In this excerpt from Pao’s upcoming book, she traces her six years at the Silicon Valley firm Kleiner Perkins Caufield & Byers as a junior partner and chief of staff, and the relentless harassment and sexism she witnessed as she rose to the top.
An article about the burgeoning business of plus-size women’s fashion. Author Ashley C. Ford also weaves in her own story — as a plus-size customer who often has a hard time finding clothes in regular stores, and as someone who was discouraged from her dream of designing plus-size clothes.
A profile of the plus-size model Ashley Graham, who has appeared on the covers of Vogue and the Sports Illustrated swimsuit issue, and has become an ambassador of a beauty movement that celebrates the bodies of real people.
An excerpt of The Hot One: a Memoir of Friendship, Sex and Murder, by Carolyn Murnick. Murnick tries to make sense of the stabbing death of her childhood best friend at 22, in 2001, just eight months after they last saw each other.
Diners were once essential threads in the fabric of New York City life. Now they’re dying off. Their loss signals a fundamental shift in not only the city’s tastes and economy, but the city’s evolving identity and values. Thankfully, not all are giving up their 22 different hamburgers and 24 types of omelettes yet.
A profile of Brace Belden, a Jewish 27-year-old anarchist and former punk musician from San Francisco who spent six months in Syria fighting against ISIS with Kurdish rebels.

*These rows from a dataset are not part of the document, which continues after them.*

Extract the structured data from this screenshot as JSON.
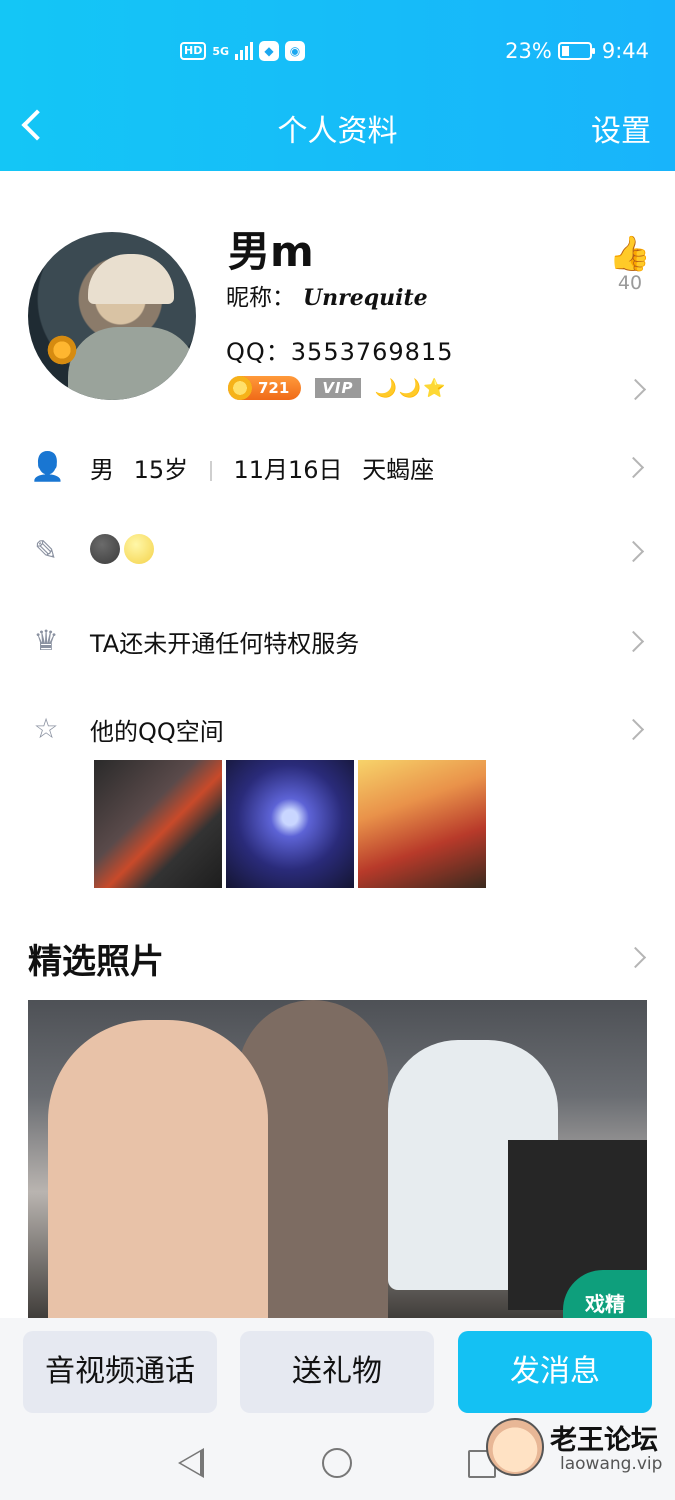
{
  "status": {
    "network": "HD",
    "signal": "5G",
    "battery": "23%",
    "time": "9:44"
  },
  "nav": {
    "title": "个人资料",
    "settings": "设置"
  },
  "profile": {
    "name": "男m",
    "nickname_label": "昵称：",
    "nickname": "Unrequite",
    "qq_label": "QQ：",
    "qq_number": "3553769815",
    "coin": "721",
    "vip": "VIP",
    "level_icons": "🌙🌙⭐",
    "likes": "40"
  },
  "rows": {
    "info": {
      "gender": "男",
      "age": "15岁",
      "birthday": "11月16日",
      "zodiac": "天蝎座"
    },
    "signature": "🌚🌝",
    "privilege": "TA还未开通任何特权服务",
    "qzone": "他的QQ空间"
  },
  "featured": {
    "title": "精选照片",
    "badge": "戏精"
  },
  "actions": {
    "call": "音视频通话",
    "gift": "送礼物",
    "message": "发消息"
  },
  "watermark": {
    "title": "老王论坛",
    "url": "laowang.vip"
  },
  "colors": {
    "accent": "#14c1f3",
    "header": "#18b4fb"
  }
}
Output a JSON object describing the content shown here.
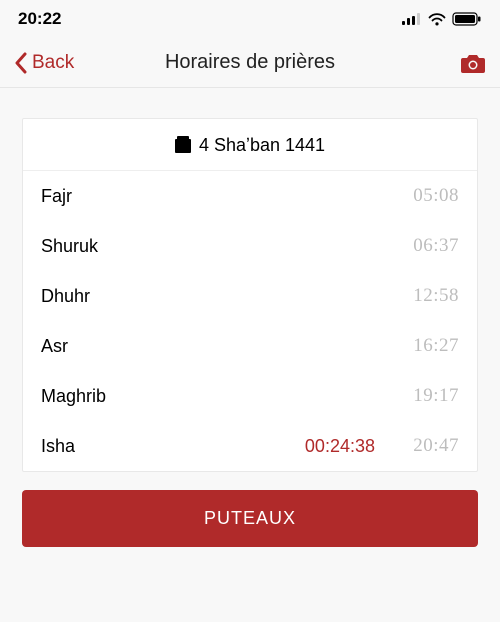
{
  "statusbar": {
    "time": "20:22"
  },
  "navbar": {
    "back_label": "Back",
    "title": "Horaires de prières"
  },
  "card": {
    "date": "4 Shaʼban 1441",
    "rows": [
      {
        "name": "Fajr",
        "time": "05:08",
        "countdown": ""
      },
      {
        "name": "Shuruk",
        "time": "06:37",
        "countdown": ""
      },
      {
        "name": "Dhuhr",
        "time": "12:58",
        "countdown": ""
      },
      {
        "name": "Asr",
        "time": "16:27",
        "countdown": ""
      },
      {
        "name": "Maghrib",
        "time": "19:17",
        "countdown": ""
      },
      {
        "name": "Isha",
        "time": "20:47",
        "countdown": "00:24:38"
      }
    ]
  },
  "location_button": "PUTEAUX",
  "colors": {
    "accent": "#b02a2a"
  }
}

Kim Stanley Robinson, the utopian sci-fi writer with an eye towards climate change, set out to write a “comedy of coping” with his latest book, New York 2140, which is set forty years after the catastrophic flooding of the city from rising sea levels.
Can a man who tried to murder a president be rehabilitated?

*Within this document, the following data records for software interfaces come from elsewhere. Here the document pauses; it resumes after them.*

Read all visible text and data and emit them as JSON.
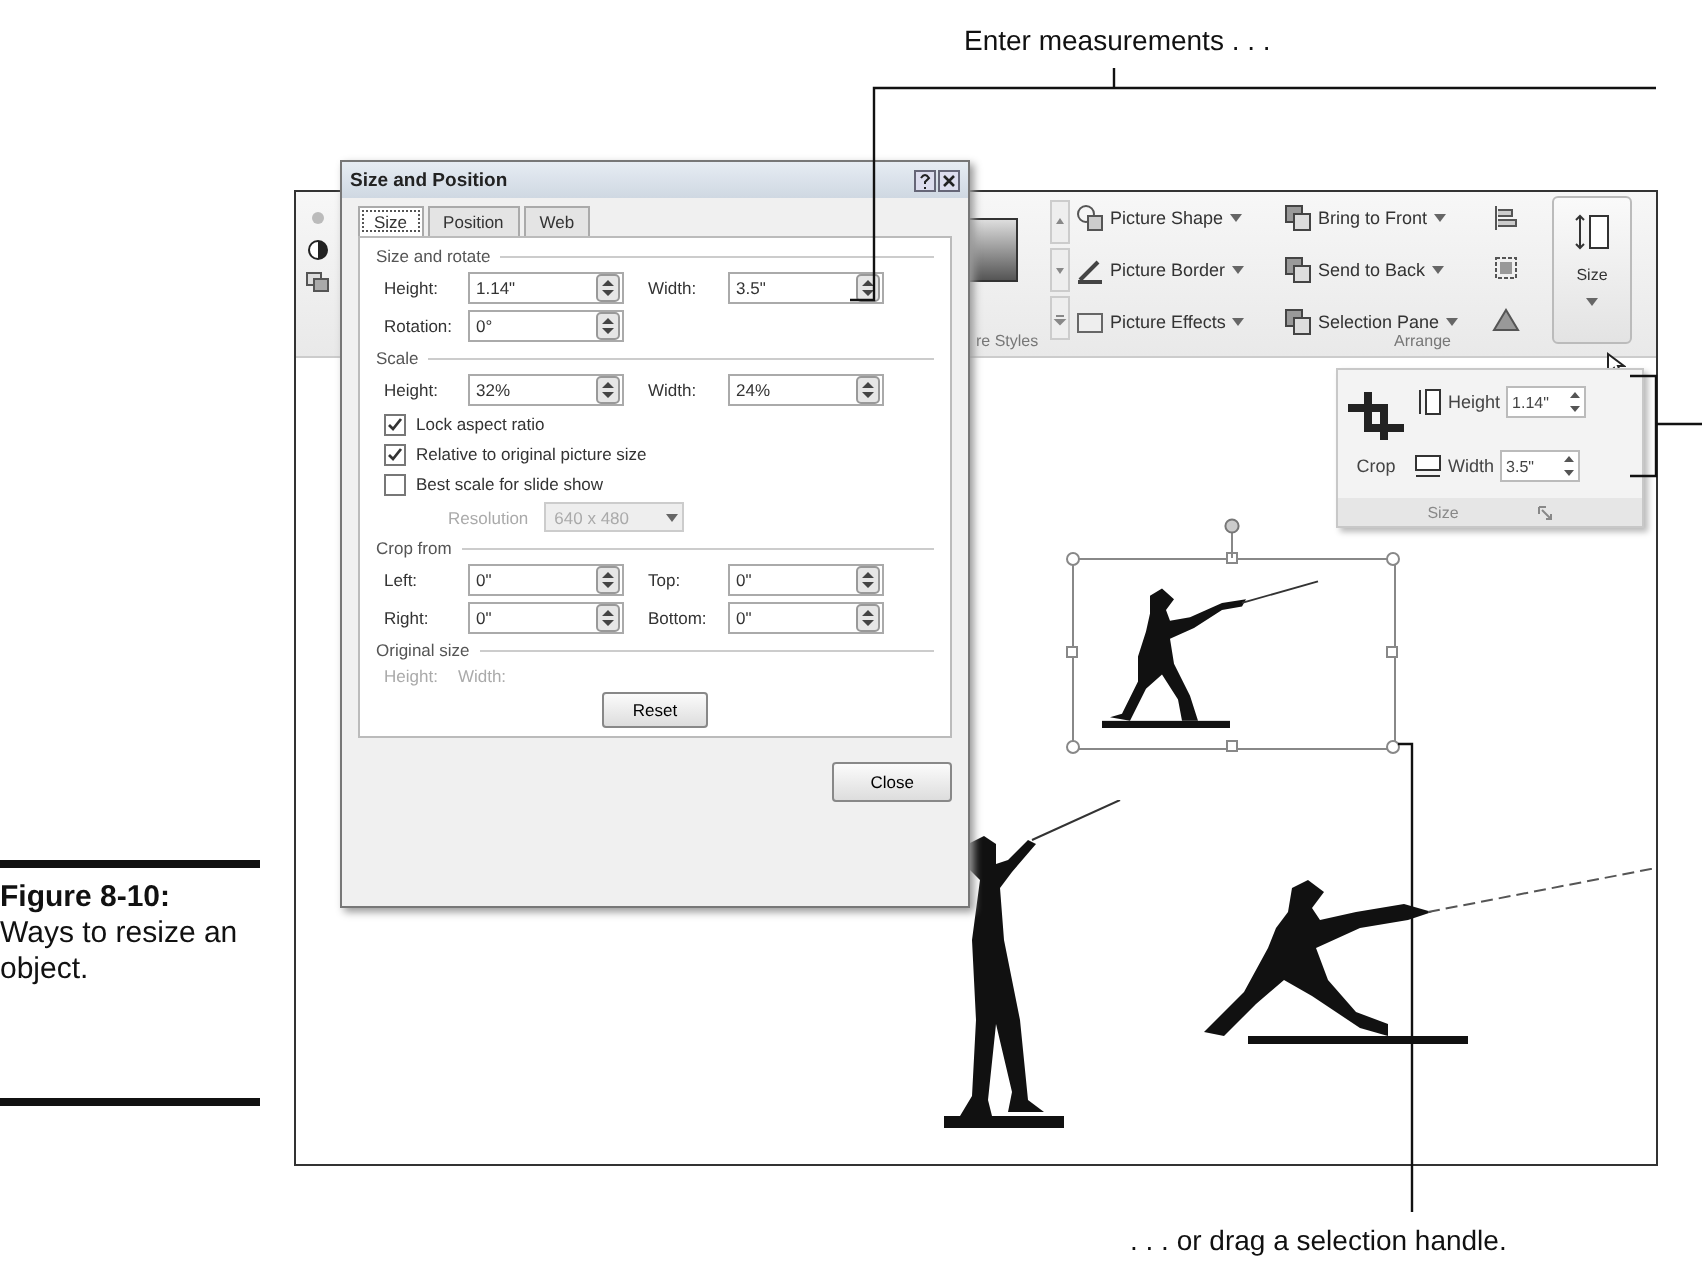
{
  "callouts": [
    {
      "text": "Enter measurements . . ."
    },
    {
      "text": ". . . or drag a selection handle."
    }
  ],
  "figure_caption": {
    "label": "Figure 8-10:",
    "text": "Ways to resize an object."
  },
  "ribbon": {
    "picture_styles": {
      "buttons": [
        "Picture Shape",
        "Picture Border",
        "Picture Effects"
      ],
      "group_label": "re Styles"
    },
    "arrange": {
      "buttons": [
        "Bring to Front",
        "Send to Back",
        "Selection Pane"
      ],
      "group_label": "Arrange"
    },
    "size_button": "Size"
  },
  "size_panel": {
    "crop": "Crop",
    "fields": [
      {
        "label": "Height",
        "value": "1.14\""
      },
      {
        "label": "Width",
        "value": "3.5\""
      }
    ],
    "group_label": "Size"
  },
  "dialog": {
    "title": "Size and Position",
    "tabs": [
      {
        "label": "Size",
        "selected": true
      },
      {
        "label": "Position",
        "selected": false
      },
      {
        "label": "Web",
        "selected": false
      }
    ],
    "sections": [
      {
        "heading": "Size and rotate",
        "items": [
          {
            "kind": "spinners",
            "fields": [
              {
                "label": "Height:",
                "value": "1.14\""
              },
              {
                "label": "Width:",
                "value": "3.5\""
              }
            ]
          },
          {
            "kind": "spinners",
            "fields": [
              {
                "label": "Rotation:",
                "value": "0°"
              }
            ]
          }
        ]
      },
      {
        "heading": "Scale",
        "items": [
          {
            "kind": "spinners",
            "fields": [
              {
                "label": "Height:",
                "value": "32%"
              },
              {
                "label": "Width:",
                "value": "24%"
              }
            ]
          },
          {
            "kind": "checkbox",
            "label": "Lock aspect ratio",
            "checked": true
          },
          {
            "kind": "checkbox",
            "label": "Relative to original picture size",
            "checked": true
          },
          {
            "kind": "checkbox",
            "label": "Best scale for slide show",
            "checked": false
          },
          {
            "kind": "dropdown",
            "label": "Resolution",
            "value": "640 x 480",
            "disabled": true
          }
        ]
      },
      {
        "heading": "Crop from",
        "items": [
          {
            "kind": "spinners",
            "fields": [
              {
                "label": "Left:",
                "value": "0\""
              },
              {
                "label": "Top:",
                "value": "0\""
              }
            ]
          },
          {
            "kind": "spinners",
            "fields": [
              {
                "label": "Right:",
                "value": "0\""
              },
              {
                "label": "Bottom:",
                "value": "0\""
              }
            ]
          }
        ]
      },
      {
        "heading": "Original size",
        "items": [
          {
            "kind": "info",
            "labels": [
              "Height:",
              "Width:"
            ]
          },
          {
            "kind": "button",
            "label": "Reset"
          }
        ]
      }
    ],
    "footer_button": "Close"
  }
}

It’s a muted form of pink—more sophisticated than bubblegum, more luxurious than eraser pink—and it can be found on book covers, runways, Pinterest boards, cosmetics labels, and almost any Instagram feed. It’s been around almost as long as millennial-hating has been around, and it also shows no signs of letting up.
The comic character Betty Boop is enjoying a renaissance, with new cartoons, a new trademark red lipstick, and women’s fashions on offer. Gabrielle Bellot explores the original inspiration for Betty Boop — a black jazz singer named Baby Esther Jones — whose signature voice and scat-inspired patter inspired not only Betty’s look, but her signature phrase, “Boop-oop-a-doop.” As Bellot says, Boop was far more than just a cartoon character — quite the opposite — as the first feminist depicted in animated film.